This is just a partial answer to restrict the search.

**Condition** $NC_q$ Let us say that $Z$ satisfies condition $NC_q$ if for any $z_1,\dots,z_q\in Z$ there exists $D=D_{z_1,\dots,z_q}\subset Z$, a codimension one subscheme of $Z$ such that $z_i\not\in D$, for any $i=1,\dots,q$.

**Example** If $Z$ is projective, then it saisfies $NC_q$ for any $q\in\mathbb N$.

**Claim**
Suppose that $Z$ is a scheme that satisfies $NC_q$ and let $f:V\to Z$ be a dominant morphism. Then $V$ satisfies $NC_q$.

**Proof** Apply the condition for $f(v_1),\dots,f(v_q)$ and take $f^{-1}(D)\subset V$.

**Corollary** If $V$ is an arbitrary threefold that admits a dominant morphism to a projective variety of positive dimension, then it satisfies $NC_2$. In particular, Hironaka's example of a non-singular non-projective complete threefold does not provide a counter-example.

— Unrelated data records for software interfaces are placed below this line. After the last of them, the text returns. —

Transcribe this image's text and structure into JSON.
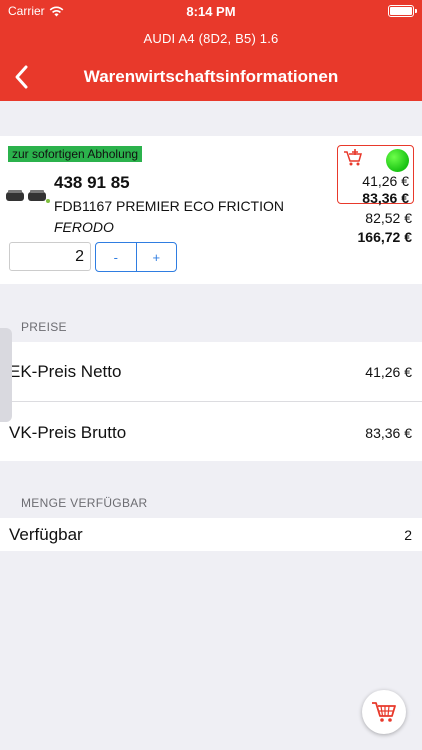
{
  "status": {
    "carrier": "Carrier",
    "time": "8:14 PM"
  },
  "header": {
    "subtitle": "AUDI A4 (8D2, B5) 1.6",
    "title": "Warenwirtschaftsinformationen"
  },
  "article": {
    "badge": "zur sofortigen Abholung",
    "number": "438 91 85",
    "description": "FDB1167 PREMIER ECO FRICTION",
    "brand": "FERODO",
    "quantity": "2",
    "minus": "-",
    "plus": "+",
    "price_net": "41,26 €",
    "price_gross": "83,36 €",
    "price_net_total": "82,52 €",
    "price_gross_total": "166,72 €",
    "availability_color": "#19c313"
  },
  "prices_section": {
    "header": "PREISE",
    "rows": [
      {
        "label": "EK-Preis Netto",
        "value": "41,26 €"
      },
      {
        "label": "VK-Preis Brutto",
        "value": "83,36 €"
      }
    ]
  },
  "stock_section": {
    "header": "MENGE VERFÜGBAR",
    "rows": [
      {
        "label": "Verfügbar",
        "value": "2"
      }
    ]
  },
  "accent_color": "#e8392b",
  "icons": [
    "wifi-icon",
    "battery-icon",
    "back-chevron-icon",
    "cart-add-icon",
    "availability-dot-icon",
    "brake-pad-icon",
    "cart-icon"
  ]
}
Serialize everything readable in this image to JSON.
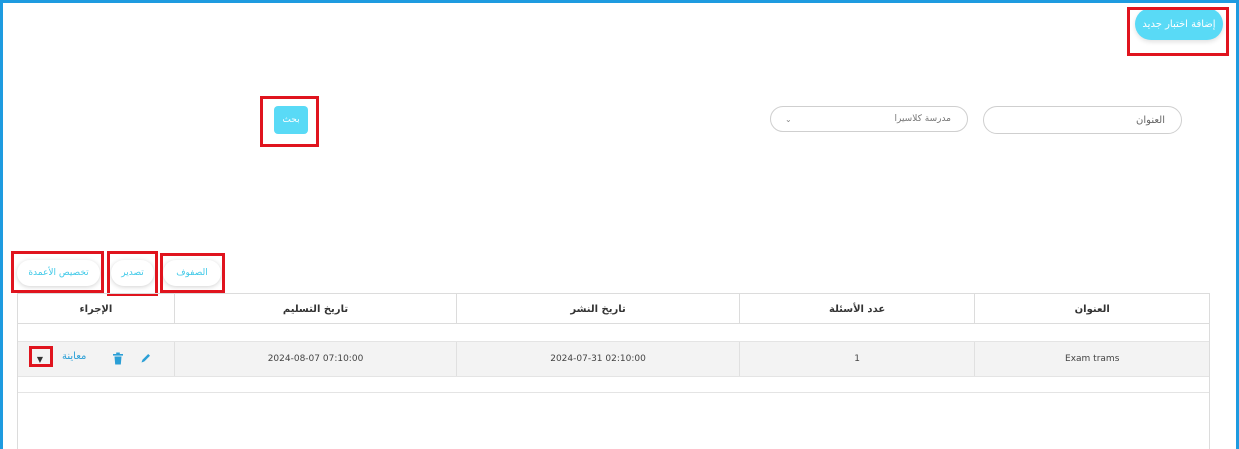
{
  "header": {
    "add_button_label": "إضافة اختبار جديد"
  },
  "filters": {
    "title_placeholder": "العنوان",
    "school_selected": "مدرسة كلاسيرا",
    "search_button_label": "بحث"
  },
  "toolbar": {
    "rows_label": "الصفوف",
    "export_label": "تصدير",
    "customize_columns_label": "تخصيص الأعمدة"
  },
  "table": {
    "columns": {
      "title": "العنوان",
      "question_count": "عدد الأسئلة",
      "publish_date": "تاريخ النشر",
      "delivery_date": "تاريخ التسليم",
      "action": "الإجراء"
    },
    "rows": [
      {
        "title": "Exam trams",
        "question_count": "1",
        "publish_date": "2024-07-31 02:10:00",
        "delivery_date": "2024-08-07 07:10:00",
        "preview_label": "معاينة"
      }
    ]
  },
  "colors": {
    "accent": "#59daf6",
    "link": "#2b9fd6",
    "frame": "#1e9be0",
    "highlight": "#e0141e"
  }
}
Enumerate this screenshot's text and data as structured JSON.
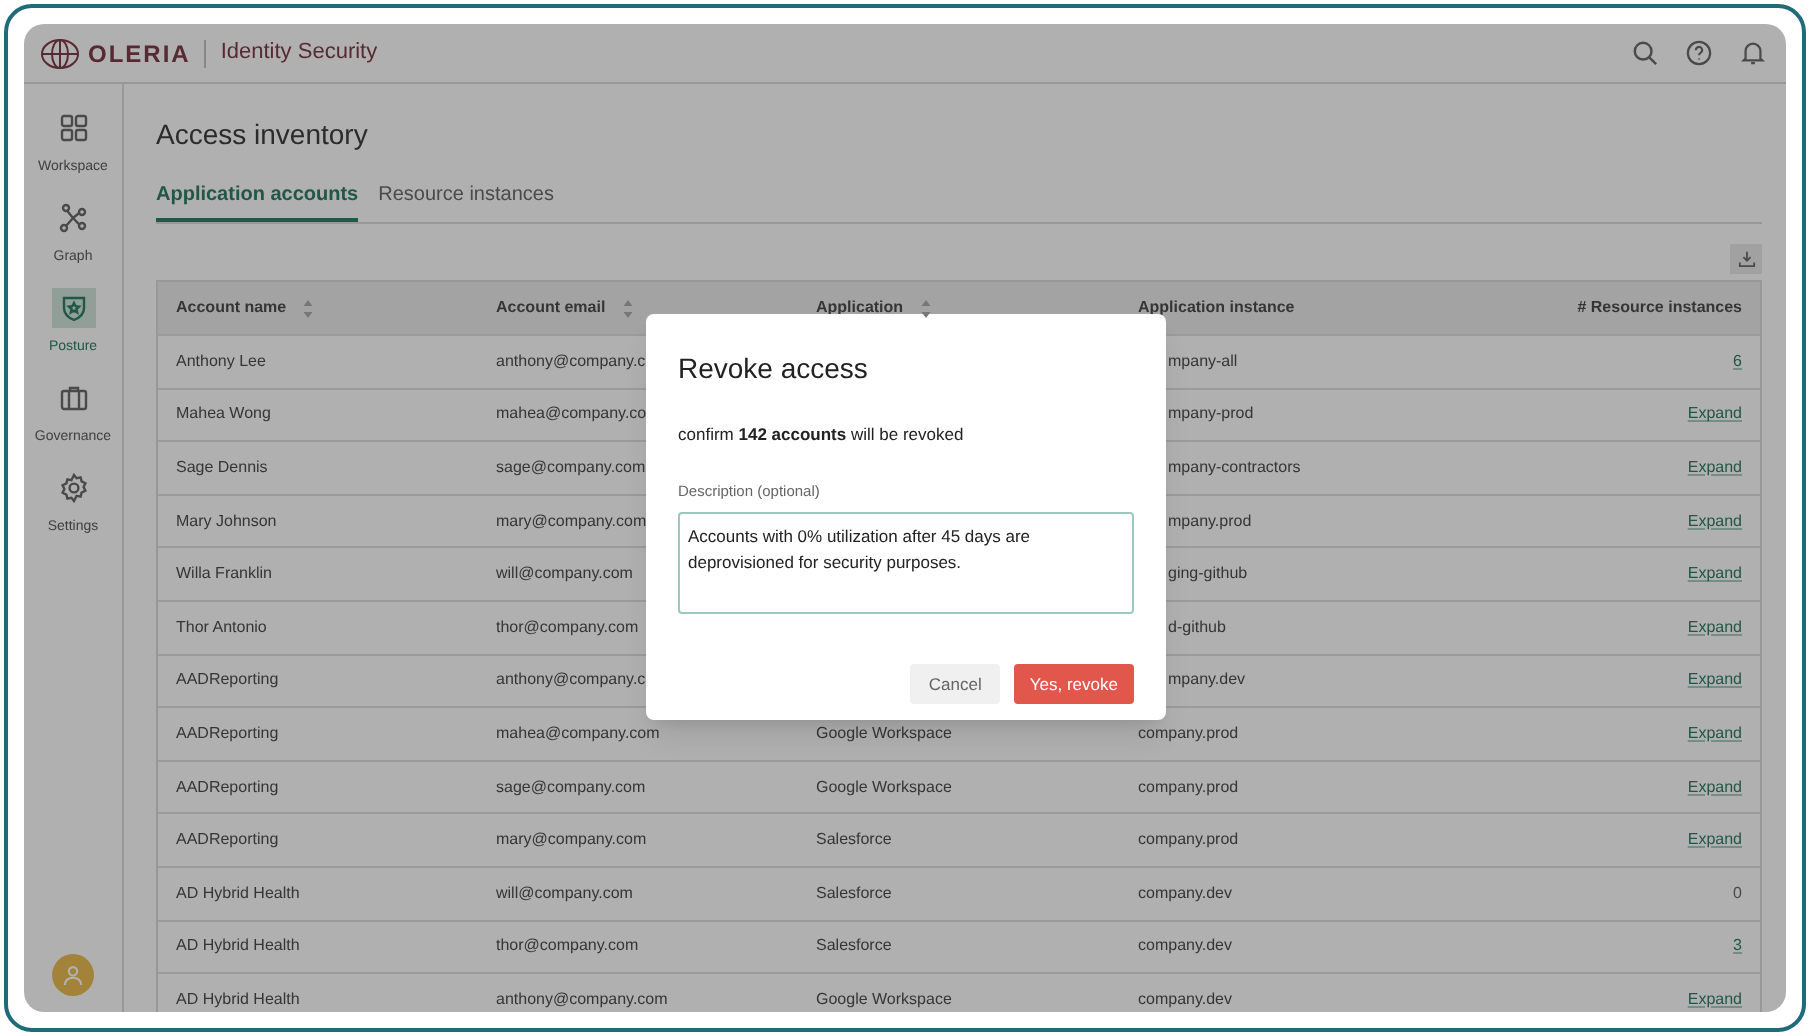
{
  "brand": {
    "logo_text": "OLERIA",
    "product": "Identity Security"
  },
  "sidebar": {
    "items": [
      {
        "label": "Workspace",
        "selected": false
      },
      {
        "label": "Graph",
        "selected": false
      },
      {
        "label": "Posture",
        "selected": true
      },
      {
        "label": "Governance",
        "selected": false
      },
      {
        "label": "Settings",
        "selected": false
      }
    ]
  },
  "page": {
    "title": "Access inventory"
  },
  "tabs": [
    {
      "label": "Application accounts",
      "selected": true
    },
    {
      "label": "Resource instances",
      "selected": false
    }
  ],
  "table": {
    "columns": [
      {
        "label": "Account name",
        "sortable": true
      },
      {
        "label": "Account email",
        "sortable": true
      },
      {
        "label": "Application",
        "sortable": true
      },
      {
        "label": "Application instance",
        "sortable": false
      },
      {
        "label": "# Resource instances",
        "sortable": false
      }
    ],
    "rows": [
      {
        "name": "Anthony Lee",
        "email": "anthony@company.c",
        "instance": "mpany-all",
        "resources": "6",
        "kind": "link"
      },
      {
        "name": "Mahea Wong",
        "email": "mahea@company.co",
        "instance": "mpany-prod",
        "resources": "Expand",
        "kind": "link"
      },
      {
        "name": "Sage Dennis",
        "email": "sage@company.com",
        "instance": "mpany-contractors",
        "resources": "Expand",
        "kind": "link"
      },
      {
        "name": "Mary Johnson",
        "email": "mary@company.com",
        "instance": "mpany.prod",
        "resources": "Expand",
        "kind": "link"
      },
      {
        "name": "Willa Franklin",
        "email": "will@company.com",
        "instance": "ging-github",
        "resources": "Expand",
        "kind": "link"
      },
      {
        "name": "Thor Antonio",
        "email": "thor@company.com",
        "instance": "d-github",
        "resources": "Expand",
        "kind": "link"
      },
      {
        "name": "AADReporting",
        "email": "anthony@company.c",
        "instance": "mpany.dev",
        "resources": "Expand",
        "kind": "link"
      },
      {
        "name": "AADReporting",
        "email": "mahea@company.com",
        "application": "Google Workspace",
        "instance": "company.prod",
        "resources": "Expand",
        "kind": "link"
      },
      {
        "name": "AADReporting",
        "email": "sage@company.com",
        "application": "Google Workspace",
        "instance": "company.prod",
        "resources": "Expand",
        "kind": "link"
      },
      {
        "name": "AADReporting",
        "email": "mary@company.com",
        "application": "Salesforce",
        "instance": "company.prod",
        "resources": "Expand",
        "kind": "link"
      },
      {
        "name": "AD Hybrid Health",
        "email": "will@company.com",
        "application": "Salesforce",
        "instance": "company.dev",
        "resources": "0",
        "kind": "text"
      },
      {
        "name": "AD Hybrid Health",
        "email": "thor@company.com",
        "application": "Salesforce",
        "instance": "company.dev",
        "resources": "3",
        "kind": "link"
      },
      {
        "name": "AD Hybrid Health",
        "email": "anthony@company.com",
        "application": "Google Workspace",
        "instance": "company.dev",
        "resources": "Expand",
        "kind": "link"
      }
    ]
  },
  "dialog": {
    "title": "Revoke access",
    "message": "confirm **142 accounts** will be revoked",
    "field_label": "Description (optional)",
    "field_value": "Accounts with 0% utilization after 45 days are deprovisioned for security purposes.",
    "cancel": "Cancel",
    "confirm": "Yes, revoke"
  }
}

There are non-projective schemes with trivial Picard group and hence without non-trivial line bundles. Obviously these cannot admit a non-trivial morphism to a projective space (variety).

On the other hand, such a scheme has to be singular: Take an arbitrary dense affine subset and take an effective divisor there. The closure of this in the original scheme will give a non-trivial divisor which would then have to be a non-Cartier divisor, as otherwise the Picard group could not be trivial. But then the ambient scheme has to be singular.

Alternatively one could argue, using Chow's lemma that there are non-trivial divisors on any complete variety and hence the Picard group of a complete non-singular variety cannot be trivial.

So, an example of a complete non-singular threefold failing $NC_q$ would have the property that every linear system has base points. I don't know if that exists.

For a singular example you could do the following (this is motivated by Jason's comment): Take a projective threefold whose Picard group is $\mathbb Z$ and hence every effective divisor is ample on it. Contract some curves to get something non-projective. Now take any surface on the target. The pre-image of that is an effective divisor on the original threefold which then has to be ample, and hence it has to intersect the contracted curves. Therefore the chosen surface has to contain the image(s) of these curves, so if you choose your $P,Q$ among these image points, then you get a counterexample.